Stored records
[Start of Attachment]

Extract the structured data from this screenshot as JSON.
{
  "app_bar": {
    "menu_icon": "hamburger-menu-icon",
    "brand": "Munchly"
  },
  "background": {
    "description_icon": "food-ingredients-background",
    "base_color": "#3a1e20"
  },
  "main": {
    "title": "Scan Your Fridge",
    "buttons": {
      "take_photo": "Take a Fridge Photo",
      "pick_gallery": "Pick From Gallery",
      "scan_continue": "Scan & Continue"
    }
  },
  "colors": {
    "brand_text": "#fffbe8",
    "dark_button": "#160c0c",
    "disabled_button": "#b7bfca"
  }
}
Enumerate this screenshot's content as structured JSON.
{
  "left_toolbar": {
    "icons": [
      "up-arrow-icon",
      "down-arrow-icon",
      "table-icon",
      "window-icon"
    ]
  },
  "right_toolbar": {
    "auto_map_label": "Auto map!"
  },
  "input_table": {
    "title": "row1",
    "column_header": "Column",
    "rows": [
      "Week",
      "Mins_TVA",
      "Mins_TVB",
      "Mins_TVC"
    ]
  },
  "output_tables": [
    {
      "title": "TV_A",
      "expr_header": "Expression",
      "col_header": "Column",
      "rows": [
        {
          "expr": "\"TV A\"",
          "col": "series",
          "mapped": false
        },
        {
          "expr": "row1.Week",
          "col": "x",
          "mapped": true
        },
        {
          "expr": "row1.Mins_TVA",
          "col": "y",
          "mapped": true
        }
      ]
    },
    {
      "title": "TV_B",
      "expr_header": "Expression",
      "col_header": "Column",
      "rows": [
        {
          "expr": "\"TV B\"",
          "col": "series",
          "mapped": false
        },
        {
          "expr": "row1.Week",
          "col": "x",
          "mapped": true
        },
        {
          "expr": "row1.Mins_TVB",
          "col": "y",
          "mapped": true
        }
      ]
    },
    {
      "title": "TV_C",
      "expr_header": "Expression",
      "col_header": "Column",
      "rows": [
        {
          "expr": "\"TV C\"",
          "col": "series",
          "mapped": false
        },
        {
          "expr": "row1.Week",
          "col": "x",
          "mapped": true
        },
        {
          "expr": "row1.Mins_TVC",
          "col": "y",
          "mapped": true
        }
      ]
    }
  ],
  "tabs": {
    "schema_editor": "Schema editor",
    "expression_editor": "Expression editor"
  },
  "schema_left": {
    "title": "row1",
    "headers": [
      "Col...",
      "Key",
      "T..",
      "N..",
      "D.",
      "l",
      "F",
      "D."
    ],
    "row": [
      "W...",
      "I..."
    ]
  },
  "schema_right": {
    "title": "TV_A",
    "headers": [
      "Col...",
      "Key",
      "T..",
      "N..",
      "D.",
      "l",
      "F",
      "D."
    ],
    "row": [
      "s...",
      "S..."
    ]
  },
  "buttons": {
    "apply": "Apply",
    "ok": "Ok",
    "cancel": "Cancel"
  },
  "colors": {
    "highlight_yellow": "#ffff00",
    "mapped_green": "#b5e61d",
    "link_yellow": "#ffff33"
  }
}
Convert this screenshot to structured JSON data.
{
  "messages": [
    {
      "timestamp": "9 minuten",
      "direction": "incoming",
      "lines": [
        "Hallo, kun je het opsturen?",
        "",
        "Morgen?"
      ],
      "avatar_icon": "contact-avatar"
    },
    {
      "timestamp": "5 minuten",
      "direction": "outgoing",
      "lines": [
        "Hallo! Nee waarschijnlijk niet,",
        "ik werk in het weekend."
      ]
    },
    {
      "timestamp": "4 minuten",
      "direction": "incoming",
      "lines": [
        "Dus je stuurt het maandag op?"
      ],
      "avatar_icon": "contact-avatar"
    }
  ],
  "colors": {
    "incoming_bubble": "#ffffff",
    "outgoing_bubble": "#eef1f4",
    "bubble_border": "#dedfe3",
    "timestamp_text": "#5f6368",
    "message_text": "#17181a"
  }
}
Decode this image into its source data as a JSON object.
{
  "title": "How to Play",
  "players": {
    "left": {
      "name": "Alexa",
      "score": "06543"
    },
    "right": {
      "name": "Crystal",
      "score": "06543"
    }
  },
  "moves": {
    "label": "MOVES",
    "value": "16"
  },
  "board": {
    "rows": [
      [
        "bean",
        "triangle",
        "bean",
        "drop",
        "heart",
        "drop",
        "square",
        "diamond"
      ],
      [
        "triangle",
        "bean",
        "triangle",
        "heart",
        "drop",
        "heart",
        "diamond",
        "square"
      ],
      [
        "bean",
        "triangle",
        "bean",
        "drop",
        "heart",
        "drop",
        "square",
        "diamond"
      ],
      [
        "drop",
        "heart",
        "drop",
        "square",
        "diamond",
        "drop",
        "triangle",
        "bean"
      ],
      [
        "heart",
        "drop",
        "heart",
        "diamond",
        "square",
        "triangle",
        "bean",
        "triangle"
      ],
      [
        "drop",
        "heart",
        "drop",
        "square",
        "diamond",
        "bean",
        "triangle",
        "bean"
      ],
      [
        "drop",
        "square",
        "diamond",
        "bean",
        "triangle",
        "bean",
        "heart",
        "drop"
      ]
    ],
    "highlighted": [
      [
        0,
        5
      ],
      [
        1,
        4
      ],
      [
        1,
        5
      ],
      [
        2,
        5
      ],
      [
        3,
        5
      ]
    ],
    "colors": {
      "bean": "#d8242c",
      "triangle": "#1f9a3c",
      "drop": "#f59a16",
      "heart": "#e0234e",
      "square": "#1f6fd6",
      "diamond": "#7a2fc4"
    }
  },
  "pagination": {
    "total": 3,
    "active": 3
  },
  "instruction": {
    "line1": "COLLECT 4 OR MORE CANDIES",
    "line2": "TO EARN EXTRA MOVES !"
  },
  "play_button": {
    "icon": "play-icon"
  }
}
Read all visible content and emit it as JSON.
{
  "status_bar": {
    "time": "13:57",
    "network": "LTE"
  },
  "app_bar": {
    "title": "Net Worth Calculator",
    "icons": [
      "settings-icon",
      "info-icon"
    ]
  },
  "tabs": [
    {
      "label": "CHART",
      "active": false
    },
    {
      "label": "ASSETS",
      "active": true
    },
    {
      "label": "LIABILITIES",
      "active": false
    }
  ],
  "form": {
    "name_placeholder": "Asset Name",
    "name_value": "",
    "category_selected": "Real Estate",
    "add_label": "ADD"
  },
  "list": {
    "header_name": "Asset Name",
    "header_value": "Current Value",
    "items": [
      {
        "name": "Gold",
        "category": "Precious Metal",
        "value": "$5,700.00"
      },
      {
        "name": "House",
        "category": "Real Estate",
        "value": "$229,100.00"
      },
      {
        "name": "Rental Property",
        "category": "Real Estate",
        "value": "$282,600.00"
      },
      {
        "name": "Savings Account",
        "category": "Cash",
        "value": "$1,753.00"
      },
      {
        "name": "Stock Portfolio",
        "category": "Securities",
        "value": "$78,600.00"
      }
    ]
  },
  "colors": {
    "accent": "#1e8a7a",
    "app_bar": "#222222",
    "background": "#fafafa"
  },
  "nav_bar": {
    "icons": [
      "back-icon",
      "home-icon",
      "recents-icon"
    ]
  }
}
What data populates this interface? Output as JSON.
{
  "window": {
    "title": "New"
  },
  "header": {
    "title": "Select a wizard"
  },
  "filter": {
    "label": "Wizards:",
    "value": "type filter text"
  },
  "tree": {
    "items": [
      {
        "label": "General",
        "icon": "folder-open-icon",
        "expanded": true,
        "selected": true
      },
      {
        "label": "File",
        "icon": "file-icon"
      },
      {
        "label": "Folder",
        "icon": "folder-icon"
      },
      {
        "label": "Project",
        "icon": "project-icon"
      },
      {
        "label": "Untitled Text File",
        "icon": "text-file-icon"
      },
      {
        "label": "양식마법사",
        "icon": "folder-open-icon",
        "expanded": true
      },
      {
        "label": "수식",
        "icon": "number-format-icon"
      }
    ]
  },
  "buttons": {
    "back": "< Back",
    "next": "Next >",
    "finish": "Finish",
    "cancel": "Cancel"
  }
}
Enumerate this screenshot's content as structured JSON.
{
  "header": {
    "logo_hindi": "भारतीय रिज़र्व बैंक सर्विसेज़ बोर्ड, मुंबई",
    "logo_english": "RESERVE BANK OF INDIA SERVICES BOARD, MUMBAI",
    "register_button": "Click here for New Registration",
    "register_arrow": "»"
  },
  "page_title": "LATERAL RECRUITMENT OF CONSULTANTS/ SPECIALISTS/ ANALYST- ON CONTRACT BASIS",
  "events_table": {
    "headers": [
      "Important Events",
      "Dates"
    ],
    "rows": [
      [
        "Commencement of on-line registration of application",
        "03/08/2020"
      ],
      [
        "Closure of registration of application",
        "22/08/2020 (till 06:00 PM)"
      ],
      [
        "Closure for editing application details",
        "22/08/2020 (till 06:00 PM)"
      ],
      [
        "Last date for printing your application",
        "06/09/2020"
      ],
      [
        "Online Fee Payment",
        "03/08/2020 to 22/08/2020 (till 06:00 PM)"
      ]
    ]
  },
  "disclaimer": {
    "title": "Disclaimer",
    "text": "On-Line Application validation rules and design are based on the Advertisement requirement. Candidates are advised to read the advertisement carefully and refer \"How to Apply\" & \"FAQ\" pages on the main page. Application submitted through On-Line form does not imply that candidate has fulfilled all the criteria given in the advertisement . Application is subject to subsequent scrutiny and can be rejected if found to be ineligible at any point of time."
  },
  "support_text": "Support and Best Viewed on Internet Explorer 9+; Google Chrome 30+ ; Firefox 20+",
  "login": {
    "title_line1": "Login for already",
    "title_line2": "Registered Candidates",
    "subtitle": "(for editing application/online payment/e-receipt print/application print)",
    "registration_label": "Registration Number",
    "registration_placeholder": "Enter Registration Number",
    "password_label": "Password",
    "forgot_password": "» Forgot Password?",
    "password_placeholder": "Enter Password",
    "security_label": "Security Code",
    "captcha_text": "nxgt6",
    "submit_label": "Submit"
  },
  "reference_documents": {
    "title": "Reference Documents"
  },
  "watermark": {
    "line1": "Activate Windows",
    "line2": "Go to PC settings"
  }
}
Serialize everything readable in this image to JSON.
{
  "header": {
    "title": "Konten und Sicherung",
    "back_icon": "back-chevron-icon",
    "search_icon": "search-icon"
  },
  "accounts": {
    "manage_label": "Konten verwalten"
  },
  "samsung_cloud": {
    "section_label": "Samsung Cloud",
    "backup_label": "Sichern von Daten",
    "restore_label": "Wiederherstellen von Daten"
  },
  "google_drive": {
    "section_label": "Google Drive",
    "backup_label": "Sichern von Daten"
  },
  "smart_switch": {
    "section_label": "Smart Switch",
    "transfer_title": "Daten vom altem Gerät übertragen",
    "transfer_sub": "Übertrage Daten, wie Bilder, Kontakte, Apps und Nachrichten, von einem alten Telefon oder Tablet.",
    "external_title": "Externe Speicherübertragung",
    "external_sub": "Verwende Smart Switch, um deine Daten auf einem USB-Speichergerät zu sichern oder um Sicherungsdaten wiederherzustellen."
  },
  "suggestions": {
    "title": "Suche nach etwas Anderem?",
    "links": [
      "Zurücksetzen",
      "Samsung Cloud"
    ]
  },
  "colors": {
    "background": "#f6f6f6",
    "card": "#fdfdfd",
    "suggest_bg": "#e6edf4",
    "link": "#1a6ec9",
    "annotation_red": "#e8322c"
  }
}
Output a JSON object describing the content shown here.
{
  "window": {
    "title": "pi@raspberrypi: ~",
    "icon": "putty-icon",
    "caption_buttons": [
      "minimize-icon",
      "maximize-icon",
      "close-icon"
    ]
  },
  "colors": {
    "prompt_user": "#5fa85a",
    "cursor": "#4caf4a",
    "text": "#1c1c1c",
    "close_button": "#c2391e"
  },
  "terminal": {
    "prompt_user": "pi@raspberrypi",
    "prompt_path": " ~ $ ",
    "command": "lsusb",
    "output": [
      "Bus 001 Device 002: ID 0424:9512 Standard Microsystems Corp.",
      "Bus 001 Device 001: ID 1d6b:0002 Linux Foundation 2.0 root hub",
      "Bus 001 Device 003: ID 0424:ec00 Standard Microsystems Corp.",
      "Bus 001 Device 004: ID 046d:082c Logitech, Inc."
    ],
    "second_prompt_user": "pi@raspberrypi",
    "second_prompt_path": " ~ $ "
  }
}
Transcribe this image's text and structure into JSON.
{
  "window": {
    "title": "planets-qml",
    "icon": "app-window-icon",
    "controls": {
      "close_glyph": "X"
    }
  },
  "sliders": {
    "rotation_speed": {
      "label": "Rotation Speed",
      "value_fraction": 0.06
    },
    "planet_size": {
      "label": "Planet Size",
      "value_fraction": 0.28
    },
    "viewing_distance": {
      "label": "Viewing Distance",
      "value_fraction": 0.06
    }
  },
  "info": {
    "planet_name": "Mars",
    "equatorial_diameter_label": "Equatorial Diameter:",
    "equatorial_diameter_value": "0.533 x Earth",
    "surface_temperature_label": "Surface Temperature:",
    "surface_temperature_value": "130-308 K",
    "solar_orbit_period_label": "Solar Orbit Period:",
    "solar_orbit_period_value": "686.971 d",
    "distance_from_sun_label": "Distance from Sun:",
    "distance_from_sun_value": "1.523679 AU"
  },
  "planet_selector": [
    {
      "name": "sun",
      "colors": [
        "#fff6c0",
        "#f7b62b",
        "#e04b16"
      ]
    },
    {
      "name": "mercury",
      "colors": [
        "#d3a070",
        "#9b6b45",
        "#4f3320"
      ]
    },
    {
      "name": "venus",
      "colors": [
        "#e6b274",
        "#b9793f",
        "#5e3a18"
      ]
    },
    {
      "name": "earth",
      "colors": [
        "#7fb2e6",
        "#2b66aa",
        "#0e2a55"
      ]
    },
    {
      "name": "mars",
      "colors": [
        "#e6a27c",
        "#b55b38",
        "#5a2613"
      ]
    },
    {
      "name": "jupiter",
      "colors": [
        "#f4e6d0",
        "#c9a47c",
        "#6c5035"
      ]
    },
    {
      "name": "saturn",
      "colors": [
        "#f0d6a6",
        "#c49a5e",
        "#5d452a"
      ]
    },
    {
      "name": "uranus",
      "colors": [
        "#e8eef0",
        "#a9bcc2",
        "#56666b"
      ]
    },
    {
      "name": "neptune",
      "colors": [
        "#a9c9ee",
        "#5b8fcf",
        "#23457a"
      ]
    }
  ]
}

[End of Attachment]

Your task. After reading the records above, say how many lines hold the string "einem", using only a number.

Exercise answer. 2